With the new year approaching, a lot of weight-loss, shape-up and get-healthy plans are getting readied for go-time, January 2. But different eating plans combine these macronutrients in different ways. The Ketogenic Diet. Severely restricting carbohydrates while feeding the body plenty of fat puts the body in a state of ketosis. In ketosis, our bodies begin to aggressively burn fat for fuel. The standard keto eating strategy typically breaks down like this: 75 percent fat, 20 percent protein, and 5 percent carbohydrates. A modified, high-protein version of keto adjusts the fat-protein ratio: 60 percent fat, 35 percent protein, and 5 percent carbs. You might know someone who has tried a ketogenic diet and been thrilled with its weight loss benefits. Studies show that eating on a keto regimen is effective in helping people lose weight.
I sleepiing to the full version, no regrets! I am going to concentrate on eating more. Most of the time, I function quite well, exercising, working.
Glycemic index.
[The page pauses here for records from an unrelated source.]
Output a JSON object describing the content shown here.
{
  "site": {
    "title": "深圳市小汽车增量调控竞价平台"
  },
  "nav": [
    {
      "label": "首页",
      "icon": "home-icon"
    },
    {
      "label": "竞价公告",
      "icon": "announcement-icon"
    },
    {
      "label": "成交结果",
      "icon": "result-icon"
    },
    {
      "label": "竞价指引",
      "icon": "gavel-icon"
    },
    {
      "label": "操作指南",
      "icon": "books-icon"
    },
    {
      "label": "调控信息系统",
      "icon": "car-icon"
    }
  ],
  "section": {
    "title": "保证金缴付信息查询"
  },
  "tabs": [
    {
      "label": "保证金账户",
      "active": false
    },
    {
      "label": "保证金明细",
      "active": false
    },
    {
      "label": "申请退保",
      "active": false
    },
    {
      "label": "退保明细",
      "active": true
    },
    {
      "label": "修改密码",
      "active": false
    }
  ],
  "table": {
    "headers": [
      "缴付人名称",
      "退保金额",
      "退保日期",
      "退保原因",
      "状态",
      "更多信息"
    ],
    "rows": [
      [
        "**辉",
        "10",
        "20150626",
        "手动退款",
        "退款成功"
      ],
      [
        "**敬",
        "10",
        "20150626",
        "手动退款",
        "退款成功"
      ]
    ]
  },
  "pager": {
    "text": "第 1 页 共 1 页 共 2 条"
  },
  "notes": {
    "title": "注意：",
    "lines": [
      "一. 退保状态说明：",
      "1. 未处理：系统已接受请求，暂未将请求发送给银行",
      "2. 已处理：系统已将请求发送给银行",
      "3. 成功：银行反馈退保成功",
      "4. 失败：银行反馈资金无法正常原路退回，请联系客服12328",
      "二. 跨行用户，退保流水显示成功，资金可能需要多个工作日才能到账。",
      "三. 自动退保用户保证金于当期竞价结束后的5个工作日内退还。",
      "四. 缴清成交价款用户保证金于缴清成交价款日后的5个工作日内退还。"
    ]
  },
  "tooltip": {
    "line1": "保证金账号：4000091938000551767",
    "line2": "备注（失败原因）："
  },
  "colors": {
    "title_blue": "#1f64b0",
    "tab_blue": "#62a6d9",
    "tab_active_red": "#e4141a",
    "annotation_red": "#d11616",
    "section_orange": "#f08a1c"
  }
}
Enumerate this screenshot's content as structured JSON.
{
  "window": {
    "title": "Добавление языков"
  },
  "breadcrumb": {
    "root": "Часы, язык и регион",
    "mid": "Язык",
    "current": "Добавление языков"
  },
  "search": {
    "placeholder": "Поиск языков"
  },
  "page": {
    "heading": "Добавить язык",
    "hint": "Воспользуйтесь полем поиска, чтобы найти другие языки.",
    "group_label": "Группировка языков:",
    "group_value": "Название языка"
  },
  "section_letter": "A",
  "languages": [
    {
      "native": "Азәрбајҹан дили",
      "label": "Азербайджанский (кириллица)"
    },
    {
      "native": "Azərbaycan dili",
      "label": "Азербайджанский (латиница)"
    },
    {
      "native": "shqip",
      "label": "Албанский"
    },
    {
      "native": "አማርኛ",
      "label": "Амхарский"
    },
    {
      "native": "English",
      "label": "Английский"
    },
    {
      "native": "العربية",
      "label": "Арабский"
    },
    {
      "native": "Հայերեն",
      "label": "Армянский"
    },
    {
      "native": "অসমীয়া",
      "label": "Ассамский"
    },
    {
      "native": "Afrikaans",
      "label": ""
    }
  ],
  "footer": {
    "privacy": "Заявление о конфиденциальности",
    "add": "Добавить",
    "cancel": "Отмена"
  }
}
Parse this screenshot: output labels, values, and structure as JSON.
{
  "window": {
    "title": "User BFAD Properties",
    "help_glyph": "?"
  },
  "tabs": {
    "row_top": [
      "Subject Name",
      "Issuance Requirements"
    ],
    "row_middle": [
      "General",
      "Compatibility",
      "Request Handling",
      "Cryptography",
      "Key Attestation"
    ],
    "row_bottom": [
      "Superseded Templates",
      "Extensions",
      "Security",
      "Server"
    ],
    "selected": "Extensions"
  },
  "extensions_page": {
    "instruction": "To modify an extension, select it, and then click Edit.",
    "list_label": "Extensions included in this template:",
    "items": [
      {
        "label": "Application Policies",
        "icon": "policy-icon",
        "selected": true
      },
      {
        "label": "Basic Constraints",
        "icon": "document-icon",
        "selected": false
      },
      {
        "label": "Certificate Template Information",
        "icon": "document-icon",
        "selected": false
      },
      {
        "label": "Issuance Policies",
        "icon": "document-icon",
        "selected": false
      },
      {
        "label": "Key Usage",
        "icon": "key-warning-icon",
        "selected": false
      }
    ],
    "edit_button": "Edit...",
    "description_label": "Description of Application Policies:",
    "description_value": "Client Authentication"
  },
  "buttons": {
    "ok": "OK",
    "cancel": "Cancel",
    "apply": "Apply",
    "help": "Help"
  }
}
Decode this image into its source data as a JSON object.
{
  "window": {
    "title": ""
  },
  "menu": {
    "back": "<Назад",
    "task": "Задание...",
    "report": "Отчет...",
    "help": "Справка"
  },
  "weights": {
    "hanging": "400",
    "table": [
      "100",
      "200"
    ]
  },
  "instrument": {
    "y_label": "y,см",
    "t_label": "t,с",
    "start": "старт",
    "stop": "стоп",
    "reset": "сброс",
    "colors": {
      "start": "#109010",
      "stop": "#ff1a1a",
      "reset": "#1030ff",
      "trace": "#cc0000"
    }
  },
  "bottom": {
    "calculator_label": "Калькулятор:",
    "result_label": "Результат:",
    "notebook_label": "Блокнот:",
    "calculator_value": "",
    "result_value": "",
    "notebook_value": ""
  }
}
Adv Nutr. Altern Med Rev ; 3 — Studies of high-fat diets show mixed results. I feel better. One factor that seems clearly to matter when it comes to carbohydrate intake? Honey, especially raw, unfiltered varieties, has antioxidant, antimicrobial and anti-inflammatory properties. Our bodies are set up to do the most important physical repair work between 10pm and 2am.
Diet trouble fat sleeping low
There is much emerging information surrounding the impact of sleep duration and quality on food choice and consumption in both children and adults. However, less attention has been paid to the effects of dietary patterns and specific foods on nighttime sleep. Early studies have shown that certain dietary patterns may affect not only daytime alertness but also nighttime sleep. In this review, we surveyed the literature to describe the role of food consumption on sleep. Research has focused on the effects of mixed meal patterns, such as high-carbohydrate plus low-fat or low-carbohydrate diets, over the short term on sleep. Such studies highlight a potential effect of macronutrient intakes on sleep variables, particularly alterations in slow wave sleep and rapid eye movement sleep with changes in carbohydrate and fat intakes. Other studies instead examined the intake of specific foods, consumed at a fixed time relative to sleep, on sleep architecture and quality. Those foods, specifically milk, fatty fish, tart cherry juice, and kiwifruit, are reviewed here.